*Instructions for the task*.
Look through the records and copy every line in which "Capture" appears.

*Excerpts from an interface dataset*.
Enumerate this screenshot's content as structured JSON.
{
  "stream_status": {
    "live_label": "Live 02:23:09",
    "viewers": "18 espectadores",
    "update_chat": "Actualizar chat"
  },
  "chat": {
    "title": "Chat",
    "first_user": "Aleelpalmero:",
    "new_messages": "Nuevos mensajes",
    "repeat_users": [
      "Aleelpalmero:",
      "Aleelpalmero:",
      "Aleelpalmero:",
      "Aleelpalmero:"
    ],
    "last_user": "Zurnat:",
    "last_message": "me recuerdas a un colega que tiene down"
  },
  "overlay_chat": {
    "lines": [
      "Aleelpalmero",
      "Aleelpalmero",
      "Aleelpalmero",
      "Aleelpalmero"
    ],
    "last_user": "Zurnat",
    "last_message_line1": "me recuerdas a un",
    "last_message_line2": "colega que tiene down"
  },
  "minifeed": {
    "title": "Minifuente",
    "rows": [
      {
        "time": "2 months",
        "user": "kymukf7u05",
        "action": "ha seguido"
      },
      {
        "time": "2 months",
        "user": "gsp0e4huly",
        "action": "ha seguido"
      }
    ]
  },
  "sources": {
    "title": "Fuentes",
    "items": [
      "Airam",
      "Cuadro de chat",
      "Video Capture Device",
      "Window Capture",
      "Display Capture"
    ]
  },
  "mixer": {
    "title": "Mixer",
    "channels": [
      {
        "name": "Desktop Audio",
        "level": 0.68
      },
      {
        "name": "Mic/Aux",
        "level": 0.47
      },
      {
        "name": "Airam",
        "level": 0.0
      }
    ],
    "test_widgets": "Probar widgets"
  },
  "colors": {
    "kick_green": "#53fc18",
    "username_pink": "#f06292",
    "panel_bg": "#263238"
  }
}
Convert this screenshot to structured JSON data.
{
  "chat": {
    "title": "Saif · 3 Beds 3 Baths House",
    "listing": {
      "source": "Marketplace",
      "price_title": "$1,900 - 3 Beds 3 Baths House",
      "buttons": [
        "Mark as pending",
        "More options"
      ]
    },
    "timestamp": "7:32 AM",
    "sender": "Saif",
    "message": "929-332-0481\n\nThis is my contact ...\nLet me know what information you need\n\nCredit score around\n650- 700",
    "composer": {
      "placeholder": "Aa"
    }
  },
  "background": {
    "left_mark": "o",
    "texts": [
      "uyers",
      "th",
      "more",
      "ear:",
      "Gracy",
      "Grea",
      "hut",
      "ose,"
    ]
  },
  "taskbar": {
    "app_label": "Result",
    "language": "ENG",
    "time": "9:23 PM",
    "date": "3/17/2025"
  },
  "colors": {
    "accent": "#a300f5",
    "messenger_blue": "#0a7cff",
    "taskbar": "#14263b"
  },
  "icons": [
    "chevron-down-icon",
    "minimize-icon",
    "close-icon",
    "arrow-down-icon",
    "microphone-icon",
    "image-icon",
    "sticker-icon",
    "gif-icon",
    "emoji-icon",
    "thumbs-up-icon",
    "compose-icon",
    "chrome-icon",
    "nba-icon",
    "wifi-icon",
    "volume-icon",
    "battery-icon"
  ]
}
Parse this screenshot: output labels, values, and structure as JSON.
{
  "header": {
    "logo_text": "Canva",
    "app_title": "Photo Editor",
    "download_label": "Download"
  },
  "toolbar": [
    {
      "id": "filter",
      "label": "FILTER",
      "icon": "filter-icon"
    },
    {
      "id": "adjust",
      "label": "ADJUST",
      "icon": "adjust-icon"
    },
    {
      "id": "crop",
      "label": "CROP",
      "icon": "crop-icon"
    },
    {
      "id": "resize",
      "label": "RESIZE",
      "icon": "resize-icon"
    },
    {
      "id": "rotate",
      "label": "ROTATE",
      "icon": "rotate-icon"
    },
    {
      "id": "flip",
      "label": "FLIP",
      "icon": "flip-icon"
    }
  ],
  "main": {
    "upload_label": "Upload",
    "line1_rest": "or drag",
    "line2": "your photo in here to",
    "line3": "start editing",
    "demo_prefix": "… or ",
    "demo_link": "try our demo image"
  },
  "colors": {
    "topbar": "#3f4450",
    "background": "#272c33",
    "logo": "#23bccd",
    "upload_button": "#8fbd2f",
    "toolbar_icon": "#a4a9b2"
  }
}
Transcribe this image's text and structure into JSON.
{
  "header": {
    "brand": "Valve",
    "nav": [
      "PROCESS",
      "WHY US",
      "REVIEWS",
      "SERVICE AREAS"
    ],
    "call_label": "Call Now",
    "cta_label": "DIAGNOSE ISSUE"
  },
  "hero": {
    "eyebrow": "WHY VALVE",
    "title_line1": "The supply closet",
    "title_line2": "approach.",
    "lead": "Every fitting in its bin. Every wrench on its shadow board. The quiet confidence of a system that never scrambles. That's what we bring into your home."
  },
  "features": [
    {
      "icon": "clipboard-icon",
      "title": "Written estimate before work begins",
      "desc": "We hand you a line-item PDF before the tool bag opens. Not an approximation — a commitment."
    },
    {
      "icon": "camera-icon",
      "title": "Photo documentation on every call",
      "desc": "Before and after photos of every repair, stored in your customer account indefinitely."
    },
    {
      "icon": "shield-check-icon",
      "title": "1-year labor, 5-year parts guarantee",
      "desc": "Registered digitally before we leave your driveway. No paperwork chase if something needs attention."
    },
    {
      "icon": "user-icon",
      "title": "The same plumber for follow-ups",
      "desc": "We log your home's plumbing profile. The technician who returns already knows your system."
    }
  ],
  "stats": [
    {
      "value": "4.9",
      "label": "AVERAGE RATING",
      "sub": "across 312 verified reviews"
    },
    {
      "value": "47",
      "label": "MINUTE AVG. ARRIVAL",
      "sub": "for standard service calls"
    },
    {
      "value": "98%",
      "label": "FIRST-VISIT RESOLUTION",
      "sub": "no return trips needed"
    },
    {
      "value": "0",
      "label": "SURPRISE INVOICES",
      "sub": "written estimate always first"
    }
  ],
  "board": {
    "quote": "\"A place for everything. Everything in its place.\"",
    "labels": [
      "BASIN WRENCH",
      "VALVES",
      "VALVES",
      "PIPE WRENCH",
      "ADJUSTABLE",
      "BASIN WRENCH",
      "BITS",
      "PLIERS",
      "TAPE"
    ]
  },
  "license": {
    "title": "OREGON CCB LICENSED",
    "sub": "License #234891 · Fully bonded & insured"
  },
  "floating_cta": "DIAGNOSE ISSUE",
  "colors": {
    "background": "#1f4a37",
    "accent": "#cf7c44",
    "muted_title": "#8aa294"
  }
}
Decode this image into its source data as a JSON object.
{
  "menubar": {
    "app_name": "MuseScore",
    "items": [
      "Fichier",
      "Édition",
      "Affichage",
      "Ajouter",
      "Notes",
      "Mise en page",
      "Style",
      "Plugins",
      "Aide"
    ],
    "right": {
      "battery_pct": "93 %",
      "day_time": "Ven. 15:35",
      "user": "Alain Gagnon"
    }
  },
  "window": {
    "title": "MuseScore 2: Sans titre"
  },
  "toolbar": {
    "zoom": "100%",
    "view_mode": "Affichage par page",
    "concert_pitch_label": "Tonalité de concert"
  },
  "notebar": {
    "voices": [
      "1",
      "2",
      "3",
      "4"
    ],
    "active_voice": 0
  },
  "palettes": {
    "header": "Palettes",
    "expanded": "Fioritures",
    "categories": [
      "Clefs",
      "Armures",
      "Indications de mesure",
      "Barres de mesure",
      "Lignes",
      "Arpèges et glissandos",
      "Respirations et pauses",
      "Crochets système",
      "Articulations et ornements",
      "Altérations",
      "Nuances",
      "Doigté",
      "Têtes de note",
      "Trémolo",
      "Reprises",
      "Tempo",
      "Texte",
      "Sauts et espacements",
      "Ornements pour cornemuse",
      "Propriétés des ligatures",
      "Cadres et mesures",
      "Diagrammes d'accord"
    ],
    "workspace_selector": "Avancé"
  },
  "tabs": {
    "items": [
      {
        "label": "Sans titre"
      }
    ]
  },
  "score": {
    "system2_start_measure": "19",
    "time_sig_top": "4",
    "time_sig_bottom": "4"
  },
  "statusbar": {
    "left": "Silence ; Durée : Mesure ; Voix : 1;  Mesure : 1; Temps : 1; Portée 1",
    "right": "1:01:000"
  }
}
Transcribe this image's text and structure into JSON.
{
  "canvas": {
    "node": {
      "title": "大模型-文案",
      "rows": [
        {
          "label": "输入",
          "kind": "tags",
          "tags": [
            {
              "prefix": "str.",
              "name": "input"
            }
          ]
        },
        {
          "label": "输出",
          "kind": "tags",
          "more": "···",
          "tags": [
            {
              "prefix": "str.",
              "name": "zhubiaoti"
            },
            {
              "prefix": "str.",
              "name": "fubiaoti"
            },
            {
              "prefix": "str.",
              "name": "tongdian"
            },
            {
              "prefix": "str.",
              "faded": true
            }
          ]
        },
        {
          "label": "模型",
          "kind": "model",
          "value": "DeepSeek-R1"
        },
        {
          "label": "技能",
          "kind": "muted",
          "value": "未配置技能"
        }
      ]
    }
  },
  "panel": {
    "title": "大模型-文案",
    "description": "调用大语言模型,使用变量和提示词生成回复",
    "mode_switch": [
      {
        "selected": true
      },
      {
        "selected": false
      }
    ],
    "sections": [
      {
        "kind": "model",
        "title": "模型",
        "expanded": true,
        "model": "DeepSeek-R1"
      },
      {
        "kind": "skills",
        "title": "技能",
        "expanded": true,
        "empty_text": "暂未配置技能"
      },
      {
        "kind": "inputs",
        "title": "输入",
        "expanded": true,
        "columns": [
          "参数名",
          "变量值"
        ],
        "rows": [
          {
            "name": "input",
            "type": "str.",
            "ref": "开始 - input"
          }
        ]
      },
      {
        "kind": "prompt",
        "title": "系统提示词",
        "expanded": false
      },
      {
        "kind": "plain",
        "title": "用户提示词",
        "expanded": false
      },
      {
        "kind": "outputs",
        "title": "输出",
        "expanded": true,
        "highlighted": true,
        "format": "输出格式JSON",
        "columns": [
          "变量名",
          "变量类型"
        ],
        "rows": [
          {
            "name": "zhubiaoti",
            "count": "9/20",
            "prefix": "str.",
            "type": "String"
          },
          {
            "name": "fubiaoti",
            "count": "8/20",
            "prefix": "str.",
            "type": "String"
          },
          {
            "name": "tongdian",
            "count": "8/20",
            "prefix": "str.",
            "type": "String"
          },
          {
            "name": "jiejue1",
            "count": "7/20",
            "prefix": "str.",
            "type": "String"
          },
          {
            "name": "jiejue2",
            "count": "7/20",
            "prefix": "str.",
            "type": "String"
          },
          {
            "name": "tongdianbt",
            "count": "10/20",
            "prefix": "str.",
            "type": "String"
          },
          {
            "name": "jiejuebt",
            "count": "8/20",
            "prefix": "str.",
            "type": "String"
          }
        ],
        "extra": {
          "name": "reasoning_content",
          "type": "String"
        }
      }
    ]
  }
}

*The answer*.
      "Video Capture Device",
      "Window Capture",
      "Display Capture"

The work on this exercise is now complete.